Data records for software interfaces
───

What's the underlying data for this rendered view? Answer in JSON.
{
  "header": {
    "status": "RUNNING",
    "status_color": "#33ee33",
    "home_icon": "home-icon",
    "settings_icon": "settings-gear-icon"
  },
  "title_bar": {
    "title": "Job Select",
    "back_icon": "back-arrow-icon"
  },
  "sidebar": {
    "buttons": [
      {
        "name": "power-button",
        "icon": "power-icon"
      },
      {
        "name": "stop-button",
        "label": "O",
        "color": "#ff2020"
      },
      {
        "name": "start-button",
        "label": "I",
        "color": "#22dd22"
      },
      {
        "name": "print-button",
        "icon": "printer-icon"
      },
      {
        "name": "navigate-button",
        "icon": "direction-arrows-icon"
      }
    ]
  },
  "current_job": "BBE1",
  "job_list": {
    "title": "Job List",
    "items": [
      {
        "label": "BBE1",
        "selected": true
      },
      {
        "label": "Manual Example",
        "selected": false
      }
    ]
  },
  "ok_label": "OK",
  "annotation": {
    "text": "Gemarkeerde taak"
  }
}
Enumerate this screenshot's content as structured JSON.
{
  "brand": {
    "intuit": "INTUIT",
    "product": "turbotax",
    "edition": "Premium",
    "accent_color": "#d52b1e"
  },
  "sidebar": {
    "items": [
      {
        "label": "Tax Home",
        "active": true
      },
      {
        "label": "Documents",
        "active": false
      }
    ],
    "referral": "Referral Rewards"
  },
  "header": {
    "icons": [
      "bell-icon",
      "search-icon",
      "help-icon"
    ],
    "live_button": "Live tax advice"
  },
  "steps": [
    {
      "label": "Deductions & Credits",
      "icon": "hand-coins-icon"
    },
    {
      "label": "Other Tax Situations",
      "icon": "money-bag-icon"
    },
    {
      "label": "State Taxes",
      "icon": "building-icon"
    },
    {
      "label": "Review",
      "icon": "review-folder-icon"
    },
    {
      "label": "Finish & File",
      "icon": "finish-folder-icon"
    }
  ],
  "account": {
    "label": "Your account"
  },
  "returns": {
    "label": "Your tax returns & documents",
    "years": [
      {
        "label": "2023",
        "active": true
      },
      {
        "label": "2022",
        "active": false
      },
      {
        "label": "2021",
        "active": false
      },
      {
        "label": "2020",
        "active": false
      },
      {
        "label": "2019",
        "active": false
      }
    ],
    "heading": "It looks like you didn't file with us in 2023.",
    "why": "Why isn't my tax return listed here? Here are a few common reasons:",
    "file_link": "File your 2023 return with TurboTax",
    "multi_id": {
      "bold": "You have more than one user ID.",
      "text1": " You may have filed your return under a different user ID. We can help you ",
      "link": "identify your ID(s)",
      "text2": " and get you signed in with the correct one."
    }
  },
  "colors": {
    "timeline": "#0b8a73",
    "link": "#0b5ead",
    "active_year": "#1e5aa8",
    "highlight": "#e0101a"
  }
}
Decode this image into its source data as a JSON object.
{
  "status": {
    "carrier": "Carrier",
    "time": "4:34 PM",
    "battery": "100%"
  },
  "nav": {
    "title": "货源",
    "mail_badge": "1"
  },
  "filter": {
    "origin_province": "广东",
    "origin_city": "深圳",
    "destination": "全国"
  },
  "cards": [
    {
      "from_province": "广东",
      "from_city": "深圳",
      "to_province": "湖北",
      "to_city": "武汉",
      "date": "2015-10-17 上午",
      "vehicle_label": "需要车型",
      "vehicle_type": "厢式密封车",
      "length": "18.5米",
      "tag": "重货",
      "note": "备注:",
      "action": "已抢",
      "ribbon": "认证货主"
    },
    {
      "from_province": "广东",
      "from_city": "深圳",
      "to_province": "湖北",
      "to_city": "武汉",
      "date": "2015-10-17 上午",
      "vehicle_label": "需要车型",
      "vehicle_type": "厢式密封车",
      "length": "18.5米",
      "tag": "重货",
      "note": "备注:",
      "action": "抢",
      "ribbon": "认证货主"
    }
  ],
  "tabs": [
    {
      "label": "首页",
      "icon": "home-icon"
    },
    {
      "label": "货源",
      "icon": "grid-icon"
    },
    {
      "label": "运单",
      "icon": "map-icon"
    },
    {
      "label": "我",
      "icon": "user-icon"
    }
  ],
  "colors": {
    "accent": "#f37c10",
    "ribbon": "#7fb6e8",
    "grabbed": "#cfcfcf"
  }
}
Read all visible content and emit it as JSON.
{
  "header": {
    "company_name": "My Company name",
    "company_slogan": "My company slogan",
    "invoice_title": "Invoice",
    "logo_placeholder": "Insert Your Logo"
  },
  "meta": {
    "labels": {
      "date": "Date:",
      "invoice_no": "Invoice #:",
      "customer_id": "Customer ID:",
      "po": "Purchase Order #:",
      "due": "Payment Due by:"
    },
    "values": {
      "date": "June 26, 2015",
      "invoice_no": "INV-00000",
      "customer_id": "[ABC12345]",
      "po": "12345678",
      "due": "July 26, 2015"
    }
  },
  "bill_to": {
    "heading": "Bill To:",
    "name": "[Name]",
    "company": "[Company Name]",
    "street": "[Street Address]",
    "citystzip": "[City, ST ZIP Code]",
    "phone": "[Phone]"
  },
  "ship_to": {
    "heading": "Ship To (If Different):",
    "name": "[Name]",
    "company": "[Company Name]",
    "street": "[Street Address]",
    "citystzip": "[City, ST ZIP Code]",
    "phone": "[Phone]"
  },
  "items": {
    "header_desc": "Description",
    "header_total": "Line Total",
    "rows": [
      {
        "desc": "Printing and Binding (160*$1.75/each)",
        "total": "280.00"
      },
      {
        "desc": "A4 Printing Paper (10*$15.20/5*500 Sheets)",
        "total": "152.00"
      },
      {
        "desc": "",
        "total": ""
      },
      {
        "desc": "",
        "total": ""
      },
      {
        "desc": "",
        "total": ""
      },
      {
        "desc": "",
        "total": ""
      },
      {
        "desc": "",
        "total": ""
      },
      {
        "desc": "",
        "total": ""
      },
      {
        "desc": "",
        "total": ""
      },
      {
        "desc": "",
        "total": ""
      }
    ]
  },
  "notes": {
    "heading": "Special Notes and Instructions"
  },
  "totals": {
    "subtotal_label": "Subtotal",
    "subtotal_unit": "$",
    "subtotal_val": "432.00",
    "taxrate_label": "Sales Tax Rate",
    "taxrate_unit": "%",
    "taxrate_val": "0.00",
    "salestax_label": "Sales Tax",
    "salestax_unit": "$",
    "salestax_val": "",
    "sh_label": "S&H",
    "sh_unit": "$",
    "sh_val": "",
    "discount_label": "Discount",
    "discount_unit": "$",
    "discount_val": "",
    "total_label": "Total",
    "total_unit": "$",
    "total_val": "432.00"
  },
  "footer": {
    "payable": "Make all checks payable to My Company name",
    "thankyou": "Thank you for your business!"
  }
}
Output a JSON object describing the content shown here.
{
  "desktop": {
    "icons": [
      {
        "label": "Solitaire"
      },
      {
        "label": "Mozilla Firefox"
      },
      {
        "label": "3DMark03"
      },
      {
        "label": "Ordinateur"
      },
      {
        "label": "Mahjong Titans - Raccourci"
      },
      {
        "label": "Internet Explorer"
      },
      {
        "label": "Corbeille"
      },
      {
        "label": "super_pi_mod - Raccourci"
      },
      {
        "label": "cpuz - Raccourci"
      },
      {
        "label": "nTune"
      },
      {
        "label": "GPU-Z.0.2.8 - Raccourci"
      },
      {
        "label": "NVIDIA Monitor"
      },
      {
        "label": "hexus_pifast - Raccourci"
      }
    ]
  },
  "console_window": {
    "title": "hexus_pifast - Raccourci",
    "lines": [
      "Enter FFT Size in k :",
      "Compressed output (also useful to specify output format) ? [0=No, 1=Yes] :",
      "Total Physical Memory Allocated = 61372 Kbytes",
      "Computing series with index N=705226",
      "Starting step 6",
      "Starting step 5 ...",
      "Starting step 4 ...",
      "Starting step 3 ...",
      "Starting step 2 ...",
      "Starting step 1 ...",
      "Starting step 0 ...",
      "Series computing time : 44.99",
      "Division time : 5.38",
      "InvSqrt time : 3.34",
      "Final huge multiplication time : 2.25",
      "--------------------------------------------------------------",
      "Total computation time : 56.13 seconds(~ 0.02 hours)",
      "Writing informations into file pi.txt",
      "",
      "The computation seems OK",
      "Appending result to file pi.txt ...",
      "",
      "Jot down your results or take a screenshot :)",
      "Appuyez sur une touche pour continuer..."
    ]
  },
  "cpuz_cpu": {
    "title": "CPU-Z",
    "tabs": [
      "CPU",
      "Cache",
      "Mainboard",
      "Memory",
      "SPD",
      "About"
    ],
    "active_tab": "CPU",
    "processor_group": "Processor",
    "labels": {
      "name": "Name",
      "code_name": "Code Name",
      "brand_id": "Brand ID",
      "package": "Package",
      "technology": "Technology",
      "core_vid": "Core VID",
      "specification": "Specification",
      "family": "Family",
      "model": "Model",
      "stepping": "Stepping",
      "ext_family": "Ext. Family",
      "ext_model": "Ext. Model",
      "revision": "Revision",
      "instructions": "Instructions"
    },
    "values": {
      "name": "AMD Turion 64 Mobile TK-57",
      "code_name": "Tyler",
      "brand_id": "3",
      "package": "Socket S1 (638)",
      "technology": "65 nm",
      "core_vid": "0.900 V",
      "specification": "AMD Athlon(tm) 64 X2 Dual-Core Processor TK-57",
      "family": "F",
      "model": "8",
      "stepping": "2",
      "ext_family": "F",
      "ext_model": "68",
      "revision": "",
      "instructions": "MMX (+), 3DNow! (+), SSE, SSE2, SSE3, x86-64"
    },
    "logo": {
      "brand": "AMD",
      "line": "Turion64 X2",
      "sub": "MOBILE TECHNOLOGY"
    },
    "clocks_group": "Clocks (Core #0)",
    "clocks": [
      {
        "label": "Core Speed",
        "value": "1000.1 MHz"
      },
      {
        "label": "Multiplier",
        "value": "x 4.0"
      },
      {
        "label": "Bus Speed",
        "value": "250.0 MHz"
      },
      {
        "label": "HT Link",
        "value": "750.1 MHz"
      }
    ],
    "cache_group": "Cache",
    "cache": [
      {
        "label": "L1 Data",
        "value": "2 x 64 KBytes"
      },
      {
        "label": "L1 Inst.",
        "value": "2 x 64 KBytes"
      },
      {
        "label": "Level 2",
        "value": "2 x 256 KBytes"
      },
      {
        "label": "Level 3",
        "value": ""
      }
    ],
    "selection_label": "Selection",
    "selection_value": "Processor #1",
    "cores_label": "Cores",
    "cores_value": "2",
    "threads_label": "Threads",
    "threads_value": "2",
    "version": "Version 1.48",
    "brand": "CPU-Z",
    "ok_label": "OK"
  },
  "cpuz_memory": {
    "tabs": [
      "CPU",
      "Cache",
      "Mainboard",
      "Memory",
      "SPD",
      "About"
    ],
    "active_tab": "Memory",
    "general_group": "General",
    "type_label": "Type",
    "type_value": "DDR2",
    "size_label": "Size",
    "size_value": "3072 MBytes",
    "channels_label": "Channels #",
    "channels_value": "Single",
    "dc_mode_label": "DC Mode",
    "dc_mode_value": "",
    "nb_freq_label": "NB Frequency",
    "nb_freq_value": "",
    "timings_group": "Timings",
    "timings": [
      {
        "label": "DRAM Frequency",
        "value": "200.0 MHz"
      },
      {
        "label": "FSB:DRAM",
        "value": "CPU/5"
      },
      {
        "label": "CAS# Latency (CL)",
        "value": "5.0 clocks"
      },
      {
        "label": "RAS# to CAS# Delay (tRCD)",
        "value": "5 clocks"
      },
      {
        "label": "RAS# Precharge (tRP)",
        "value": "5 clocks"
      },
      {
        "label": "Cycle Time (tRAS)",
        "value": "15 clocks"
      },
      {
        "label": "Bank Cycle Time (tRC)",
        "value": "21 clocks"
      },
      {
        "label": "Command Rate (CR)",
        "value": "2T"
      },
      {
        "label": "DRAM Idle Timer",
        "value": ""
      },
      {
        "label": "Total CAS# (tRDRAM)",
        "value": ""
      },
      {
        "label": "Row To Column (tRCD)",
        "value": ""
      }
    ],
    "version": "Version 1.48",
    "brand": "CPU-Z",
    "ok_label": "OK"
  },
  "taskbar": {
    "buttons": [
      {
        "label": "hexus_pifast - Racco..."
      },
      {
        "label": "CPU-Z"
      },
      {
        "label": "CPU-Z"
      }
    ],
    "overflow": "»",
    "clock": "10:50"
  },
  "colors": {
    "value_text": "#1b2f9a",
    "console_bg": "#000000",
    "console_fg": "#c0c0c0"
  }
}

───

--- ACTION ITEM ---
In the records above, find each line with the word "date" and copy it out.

--- ANSWER BELOW ---
      "date": "2015-10-17 上午",
      "date": "2015-10-17 上午",
      "date": "Date:",
      "date": "June 26, 2015",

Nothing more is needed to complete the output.